Dataset records:
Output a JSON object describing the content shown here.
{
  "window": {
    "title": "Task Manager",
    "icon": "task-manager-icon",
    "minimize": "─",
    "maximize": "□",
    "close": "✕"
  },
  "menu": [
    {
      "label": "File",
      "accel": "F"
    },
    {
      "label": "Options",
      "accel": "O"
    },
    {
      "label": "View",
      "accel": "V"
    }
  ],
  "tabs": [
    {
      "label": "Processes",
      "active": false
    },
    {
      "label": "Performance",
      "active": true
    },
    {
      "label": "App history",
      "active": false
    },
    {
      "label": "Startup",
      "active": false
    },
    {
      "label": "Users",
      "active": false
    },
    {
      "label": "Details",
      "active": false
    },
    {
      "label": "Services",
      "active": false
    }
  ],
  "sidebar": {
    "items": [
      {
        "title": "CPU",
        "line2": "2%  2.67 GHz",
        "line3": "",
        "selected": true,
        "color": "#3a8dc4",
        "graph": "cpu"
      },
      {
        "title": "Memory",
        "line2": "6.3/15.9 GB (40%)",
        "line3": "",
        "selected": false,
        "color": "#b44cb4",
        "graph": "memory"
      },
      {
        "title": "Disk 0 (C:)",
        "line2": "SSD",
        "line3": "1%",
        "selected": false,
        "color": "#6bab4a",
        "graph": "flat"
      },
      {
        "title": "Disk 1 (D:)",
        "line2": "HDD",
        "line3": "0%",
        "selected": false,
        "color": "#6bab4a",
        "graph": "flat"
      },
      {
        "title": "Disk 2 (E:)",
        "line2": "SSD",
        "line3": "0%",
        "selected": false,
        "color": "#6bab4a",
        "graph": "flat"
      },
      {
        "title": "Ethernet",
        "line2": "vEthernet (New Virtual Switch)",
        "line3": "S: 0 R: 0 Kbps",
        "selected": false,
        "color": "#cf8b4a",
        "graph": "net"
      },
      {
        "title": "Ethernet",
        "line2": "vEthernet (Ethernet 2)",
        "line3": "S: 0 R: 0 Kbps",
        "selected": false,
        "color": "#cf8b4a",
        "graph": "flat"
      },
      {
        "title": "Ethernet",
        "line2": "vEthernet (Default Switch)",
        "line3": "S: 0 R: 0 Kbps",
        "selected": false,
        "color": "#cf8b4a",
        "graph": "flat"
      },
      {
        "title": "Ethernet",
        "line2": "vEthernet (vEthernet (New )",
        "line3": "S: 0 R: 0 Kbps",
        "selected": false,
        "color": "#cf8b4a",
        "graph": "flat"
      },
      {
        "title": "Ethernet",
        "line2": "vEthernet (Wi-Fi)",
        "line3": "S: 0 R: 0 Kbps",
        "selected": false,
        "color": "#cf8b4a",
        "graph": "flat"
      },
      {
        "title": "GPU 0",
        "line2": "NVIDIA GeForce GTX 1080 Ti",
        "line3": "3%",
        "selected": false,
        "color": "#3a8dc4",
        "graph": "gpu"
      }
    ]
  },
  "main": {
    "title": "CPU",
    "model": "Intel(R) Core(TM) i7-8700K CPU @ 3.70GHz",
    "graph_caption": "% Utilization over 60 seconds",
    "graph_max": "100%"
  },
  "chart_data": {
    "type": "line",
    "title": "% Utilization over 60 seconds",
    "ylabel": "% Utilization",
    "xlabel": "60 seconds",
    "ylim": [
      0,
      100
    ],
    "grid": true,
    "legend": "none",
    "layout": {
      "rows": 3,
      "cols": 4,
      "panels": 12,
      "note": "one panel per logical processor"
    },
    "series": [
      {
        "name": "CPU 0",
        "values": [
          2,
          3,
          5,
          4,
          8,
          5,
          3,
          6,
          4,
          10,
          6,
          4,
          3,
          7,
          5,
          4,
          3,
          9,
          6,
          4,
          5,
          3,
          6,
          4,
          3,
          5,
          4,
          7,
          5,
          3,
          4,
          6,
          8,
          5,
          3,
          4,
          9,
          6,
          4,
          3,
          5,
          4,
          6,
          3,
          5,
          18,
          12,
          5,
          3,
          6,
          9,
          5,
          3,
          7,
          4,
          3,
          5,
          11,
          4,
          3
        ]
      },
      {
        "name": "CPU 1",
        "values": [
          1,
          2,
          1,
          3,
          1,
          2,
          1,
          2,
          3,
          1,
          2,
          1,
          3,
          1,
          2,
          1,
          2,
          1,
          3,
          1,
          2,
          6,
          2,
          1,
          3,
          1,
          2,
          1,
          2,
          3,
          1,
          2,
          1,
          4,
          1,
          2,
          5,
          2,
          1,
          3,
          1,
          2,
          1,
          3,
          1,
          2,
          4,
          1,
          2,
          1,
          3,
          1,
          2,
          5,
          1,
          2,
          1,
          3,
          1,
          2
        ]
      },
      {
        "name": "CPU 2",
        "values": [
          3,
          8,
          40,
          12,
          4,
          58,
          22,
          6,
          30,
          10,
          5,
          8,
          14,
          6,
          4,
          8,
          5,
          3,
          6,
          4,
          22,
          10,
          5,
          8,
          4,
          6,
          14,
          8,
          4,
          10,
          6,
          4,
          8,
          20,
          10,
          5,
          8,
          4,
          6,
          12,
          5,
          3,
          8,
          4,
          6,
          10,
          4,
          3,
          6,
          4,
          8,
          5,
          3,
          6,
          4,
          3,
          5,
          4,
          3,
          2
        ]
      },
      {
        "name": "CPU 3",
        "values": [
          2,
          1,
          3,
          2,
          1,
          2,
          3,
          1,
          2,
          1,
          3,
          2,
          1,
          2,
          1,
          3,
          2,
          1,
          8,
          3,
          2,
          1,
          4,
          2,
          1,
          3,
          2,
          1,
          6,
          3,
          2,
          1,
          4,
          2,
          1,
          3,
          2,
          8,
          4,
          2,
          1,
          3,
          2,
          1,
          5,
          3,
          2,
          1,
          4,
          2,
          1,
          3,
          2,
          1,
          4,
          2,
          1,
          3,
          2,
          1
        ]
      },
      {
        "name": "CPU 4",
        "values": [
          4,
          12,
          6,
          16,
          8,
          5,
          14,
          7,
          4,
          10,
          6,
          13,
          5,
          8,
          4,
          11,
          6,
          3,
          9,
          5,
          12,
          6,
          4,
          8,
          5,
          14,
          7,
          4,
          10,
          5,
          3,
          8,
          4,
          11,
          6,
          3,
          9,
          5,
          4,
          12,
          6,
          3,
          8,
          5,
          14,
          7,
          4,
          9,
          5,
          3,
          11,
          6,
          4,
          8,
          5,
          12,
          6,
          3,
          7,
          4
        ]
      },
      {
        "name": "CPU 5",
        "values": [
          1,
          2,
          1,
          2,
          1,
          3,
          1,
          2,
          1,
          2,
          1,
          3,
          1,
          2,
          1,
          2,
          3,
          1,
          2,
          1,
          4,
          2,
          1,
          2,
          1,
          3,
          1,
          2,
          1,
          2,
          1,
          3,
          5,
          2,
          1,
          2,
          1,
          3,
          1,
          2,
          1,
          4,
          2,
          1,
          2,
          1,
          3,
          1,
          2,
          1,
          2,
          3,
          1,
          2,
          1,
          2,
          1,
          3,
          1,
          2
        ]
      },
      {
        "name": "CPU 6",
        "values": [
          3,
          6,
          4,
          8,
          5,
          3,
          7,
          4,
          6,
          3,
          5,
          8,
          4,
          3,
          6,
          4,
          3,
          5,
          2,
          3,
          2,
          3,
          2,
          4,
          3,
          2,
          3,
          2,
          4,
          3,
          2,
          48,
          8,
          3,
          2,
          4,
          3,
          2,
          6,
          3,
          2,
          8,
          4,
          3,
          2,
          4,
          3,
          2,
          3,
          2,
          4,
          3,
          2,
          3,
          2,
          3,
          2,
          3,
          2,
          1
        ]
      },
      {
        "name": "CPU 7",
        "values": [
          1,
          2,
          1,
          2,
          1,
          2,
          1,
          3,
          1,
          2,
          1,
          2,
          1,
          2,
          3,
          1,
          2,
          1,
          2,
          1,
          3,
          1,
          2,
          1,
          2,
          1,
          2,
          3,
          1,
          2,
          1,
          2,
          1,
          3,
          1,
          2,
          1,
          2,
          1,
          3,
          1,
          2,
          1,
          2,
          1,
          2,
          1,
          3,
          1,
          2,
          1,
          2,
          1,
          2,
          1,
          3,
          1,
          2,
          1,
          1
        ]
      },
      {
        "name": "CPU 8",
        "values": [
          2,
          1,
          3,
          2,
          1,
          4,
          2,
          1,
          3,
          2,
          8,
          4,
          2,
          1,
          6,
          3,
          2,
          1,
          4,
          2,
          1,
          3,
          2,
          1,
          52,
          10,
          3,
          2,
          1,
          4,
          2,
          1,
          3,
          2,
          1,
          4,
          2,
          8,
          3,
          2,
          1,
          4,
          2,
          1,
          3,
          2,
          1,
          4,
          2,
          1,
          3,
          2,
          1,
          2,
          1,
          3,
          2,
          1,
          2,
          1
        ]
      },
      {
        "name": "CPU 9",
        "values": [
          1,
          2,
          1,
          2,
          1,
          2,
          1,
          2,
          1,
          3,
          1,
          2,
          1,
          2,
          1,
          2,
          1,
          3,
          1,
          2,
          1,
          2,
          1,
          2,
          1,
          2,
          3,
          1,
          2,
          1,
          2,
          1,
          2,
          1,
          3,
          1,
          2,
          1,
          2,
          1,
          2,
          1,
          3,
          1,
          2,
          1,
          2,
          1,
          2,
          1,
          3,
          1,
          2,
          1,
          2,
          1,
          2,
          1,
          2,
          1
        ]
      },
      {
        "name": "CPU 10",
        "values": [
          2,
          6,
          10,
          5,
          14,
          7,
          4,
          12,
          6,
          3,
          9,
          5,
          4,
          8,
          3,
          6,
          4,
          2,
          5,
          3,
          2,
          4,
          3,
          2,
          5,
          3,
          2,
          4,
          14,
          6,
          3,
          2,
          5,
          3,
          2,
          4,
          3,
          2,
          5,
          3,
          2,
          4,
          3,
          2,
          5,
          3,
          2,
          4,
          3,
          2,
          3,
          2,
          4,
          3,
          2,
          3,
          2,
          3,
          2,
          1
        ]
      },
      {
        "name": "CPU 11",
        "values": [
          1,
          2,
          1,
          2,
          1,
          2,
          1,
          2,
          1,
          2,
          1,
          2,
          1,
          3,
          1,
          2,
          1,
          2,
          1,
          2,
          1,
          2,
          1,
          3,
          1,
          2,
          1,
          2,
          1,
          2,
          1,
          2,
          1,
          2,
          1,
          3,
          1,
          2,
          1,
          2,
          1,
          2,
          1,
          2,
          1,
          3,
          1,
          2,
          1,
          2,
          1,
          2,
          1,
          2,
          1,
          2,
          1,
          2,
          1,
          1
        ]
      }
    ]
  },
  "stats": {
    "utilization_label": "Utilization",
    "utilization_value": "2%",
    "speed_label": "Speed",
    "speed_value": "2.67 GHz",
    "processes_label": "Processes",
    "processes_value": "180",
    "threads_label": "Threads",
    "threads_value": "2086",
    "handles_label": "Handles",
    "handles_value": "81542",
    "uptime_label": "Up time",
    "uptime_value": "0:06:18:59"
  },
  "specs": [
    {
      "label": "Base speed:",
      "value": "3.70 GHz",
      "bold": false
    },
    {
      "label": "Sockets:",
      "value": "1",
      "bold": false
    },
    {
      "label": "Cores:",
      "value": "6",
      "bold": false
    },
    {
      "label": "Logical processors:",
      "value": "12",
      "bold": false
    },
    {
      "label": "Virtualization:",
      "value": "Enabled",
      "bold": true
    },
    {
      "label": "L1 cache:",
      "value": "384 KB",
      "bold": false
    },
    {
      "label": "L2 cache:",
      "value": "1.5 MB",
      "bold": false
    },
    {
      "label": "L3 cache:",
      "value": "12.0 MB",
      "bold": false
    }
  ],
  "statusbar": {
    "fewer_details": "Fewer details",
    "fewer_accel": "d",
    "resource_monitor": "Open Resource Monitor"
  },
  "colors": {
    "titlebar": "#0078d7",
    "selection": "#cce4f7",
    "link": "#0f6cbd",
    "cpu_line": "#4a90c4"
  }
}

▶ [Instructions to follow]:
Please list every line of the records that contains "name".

▶ [Your response]:
        "name": "CPU 0",
        "name": "CPU 1",
        "name": "CPU 2",
        "name": "CPU 3",
        "name": "CPU 4",
        "name": "CPU 5",
        "name": "CPU 6",
        "name": "CPU 7",
        "name": "CPU 8",
        "name": "CPU 9",
        "name": "CPU 10",
        "name": "CPU 11",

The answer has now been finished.